the contract was silent as to the time of delivery, and I can· not find that any fixed day was subsequently agreed upon before the time named in the permit of the 16th for delivery on the 20th. The carrier, however, was entitled to compensation for the use of his boat. She was under the direction of :Mr. Burroughs, the shipper; he is liable to the lighter for her detention, and has not suill<ciently shown that Mr. Herbst, through any reference to the steamship agents, or any fixed time agreed on with them has relieved him of that liability or entitled him to call upon Mr. Herbst for indemnity. Mr. Burroughs, before suit, tendered to the libelant's attorneys the freight, though refusing to pay demurrage. The attliJrneys refused to receive it, lest by receiving it they should release any lien for demurrage. There must be a decree, therefore, for the freight and demurrage against the lumber and the defendant Burroughs, with the provision that he is primarily liable to pay the amount; with an order of reference to ascertain the value of the use of the lighter, if it is not agreed on. The question of costs reserved as between him and the libelant. The defendant Herbst is entitled'to a decree against Burroughs, with costs.
THE MARY L. PETERS. HOWELL et aI. v. THE MARY L. PETERS.
(District Cour;t, S. D. New York. June 25, 1895.)
'CARRIERS-'-DulAGE TO CARGO-SEA PERILS-LEAKY DECK-UNSEAWORTHINESS -'-BARTElt ACT-"DuE DiLIGENCE" REQUIRED OF SUPERIKTENDENT OF REPAIRS. '
The Mary L. Peters with a cargo of sugar froIn Sagua La Grande to New York met extraordinary weather in February and March, and the sugar was damaged by water through leaks about the waterways, and batches, and through the decks; the evidence showed the deck in pOOl' condition before sailing, and unfit for such a voyage and cargo. Held (1) that the vessel was answerable for the damage from leaks through the deck; (2) that there was no such "due diligence" exercised by the persons employed by the owners to see to the repair of the ship as to exempt the ship and owners.

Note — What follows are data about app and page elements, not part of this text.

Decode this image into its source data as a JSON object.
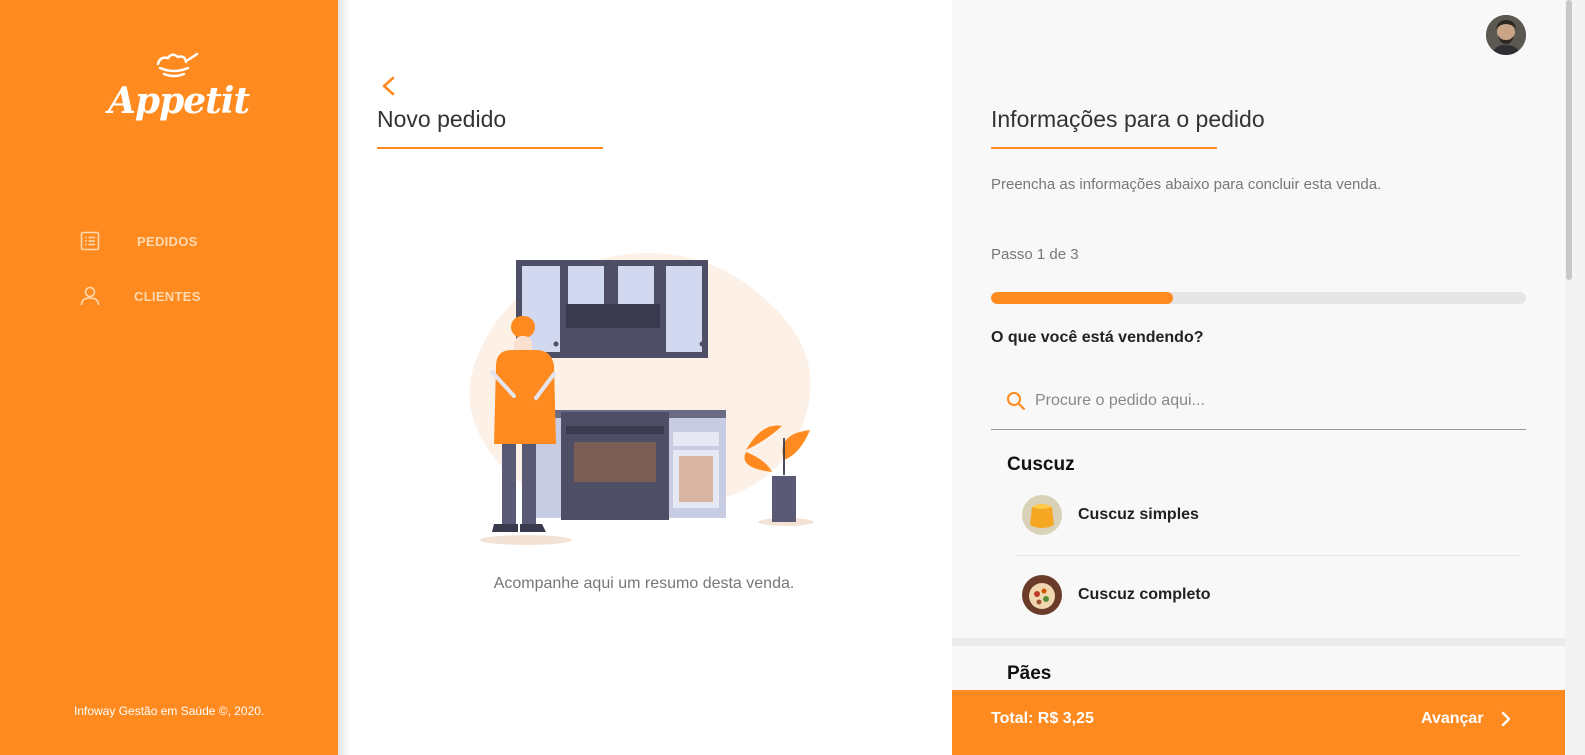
{
  "app": {
    "brand": "Appetit",
    "accent_color": "#ff8a1f"
  },
  "sidebar": {
    "items": [
      {
        "label": "PEDIDOS",
        "icon": "list-icon"
      },
      {
        "label": "CLIENTES",
        "icon": "user-icon"
      }
    ],
    "footer": "Infoway Gestão em Saúde ©, 2020."
  },
  "main": {
    "title": "Novo pedido",
    "caption": "Acompanhe aqui um resumo desta venda."
  },
  "order_panel": {
    "title": "Informações para o pedido",
    "description": "Preencha as informações abaixo para concluir esta venda.",
    "step_text": "Passo 1 de 3",
    "progress_fraction": 0.34,
    "question": "O que você está vendendo?",
    "search": {
      "placeholder": "Procure o pedido aqui...",
      "value": ""
    },
    "categories": [
      {
        "name": "Cuscuz",
        "items": [
          {
            "label": "Cuscuz simples"
          },
          {
            "label": "Cuscuz completo"
          }
        ]
      },
      {
        "name": "Pães",
        "items": []
      }
    ]
  },
  "footer_bar": {
    "total": "Total: R$ 3,25",
    "advance_label": "Avançar"
  }
}
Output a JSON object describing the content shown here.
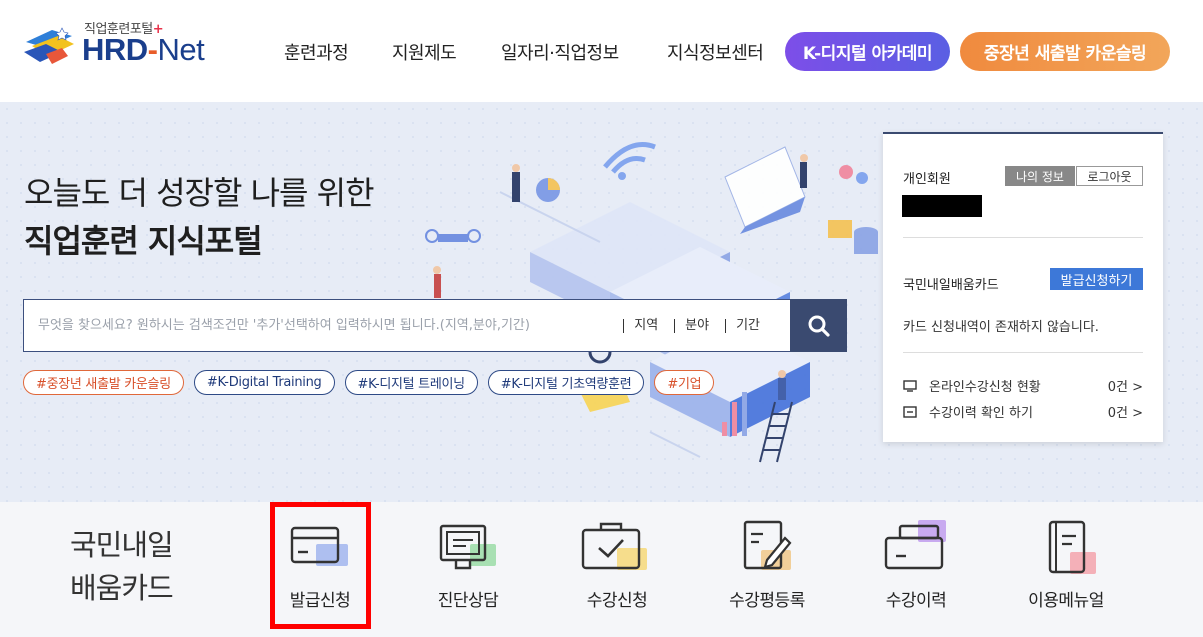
{
  "brand": {
    "subtitle": "직업훈련포털",
    "subtitle_plus": "+",
    "name_hrd": "HRD",
    "name_dash": "-",
    "name_net": "Net"
  },
  "nav": {
    "items": [
      "훈련과정",
      "지원제도",
      "일자리·직업정보",
      "지식정보센터"
    ],
    "pill_purple": "K-디지털 아카데미",
    "pill_orange": "중장년 새출발 카운슬링"
  },
  "hero": {
    "title_line1": "오늘도 더 성장할 나를 위한",
    "title_line2": "직업훈련 지식포털"
  },
  "search": {
    "placeholder": "무엇을 찾으세요? 원하시는 검색조건만 '추가'선택하여 입력하시면 됩니다.(지역,분야,기간)",
    "filters": [
      "지역",
      "분야",
      "기간"
    ]
  },
  "tags": [
    {
      "label": "#중장년 새출발 카운슬링",
      "color": "orange"
    },
    {
      "label": "#K-Digital Training",
      "color": "navy"
    },
    {
      "label": "#K-디지털 트레이닝",
      "color": "navy"
    },
    {
      "label": "#K-디지털 기초역량훈련",
      "color": "navy"
    },
    {
      "label": "#기업",
      "color": "orange"
    }
  ],
  "panel": {
    "member_type": "개인회원",
    "my_info": "나의 정보",
    "logout": "로그아웃",
    "card_title": "국민내일배움카드",
    "issue_button": "발급신청하기",
    "card_message": "카드 신청내역이 존재하지 않습니다.",
    "rows": [
      {
        "label": "온라인수강신청 현황",
        "count": "0건 >",
        "icon": "monitor-icon"
      },
      {
        "label": "수강이력 확인 하기",
        "count": "0건 >",
        "icon": "list-icon"
      }
    ]
  },
  "quick": {
    "title_line1": "국민내일",
    "title_line2": "배움카드",
    "items": [
      {
        "label": "발급신청",
        "icon": "card-icon"
      },
      {
        "label": "진단상담",
        "icon": "consult-monitor-icon"
      },
      {
        "label": "수강신청",
        "icon": "check-bag-icon"
      },
      {
        "label": "수강평등록",
        "icon": "review-pen-icon"
      },
      {
        "label": "수강이력",
        "icon": "history-folder-icon"
      },
      {
        "label": "이용메뉴얼",
        "icon": "manual-book-icon"
      }
    ]
  },
  "colors": {
    "purple": "#6a55e6",
    "orange": "#f0913f",
    "navy": "#3a4a70",
    "blue_button": "#3d78d8",
    "highlight": "#ff0000"
  }
}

This was a libel by Benjamin H.. Howell and others against the 'schooner Mary L. Peters to recover damages to a cargo of sugar. George A. Black, for libelants. Goodrich, Deady & Goodrich, for respondent. BROWN, District Judge. The above libel was filed to recover for damages to bags of sugar upon a voyage from Sagua La Grande to New York in February and March, 1894. The damage arose from sea water taken in through the decks, and in the waterways and around the coamings of the hatches. The evidence of very severe weather on the voyage is in this ease much stronger,' in my judgment, than in the case of The .centurion, 68 Fed. 382, in which the court of appeals in this dis-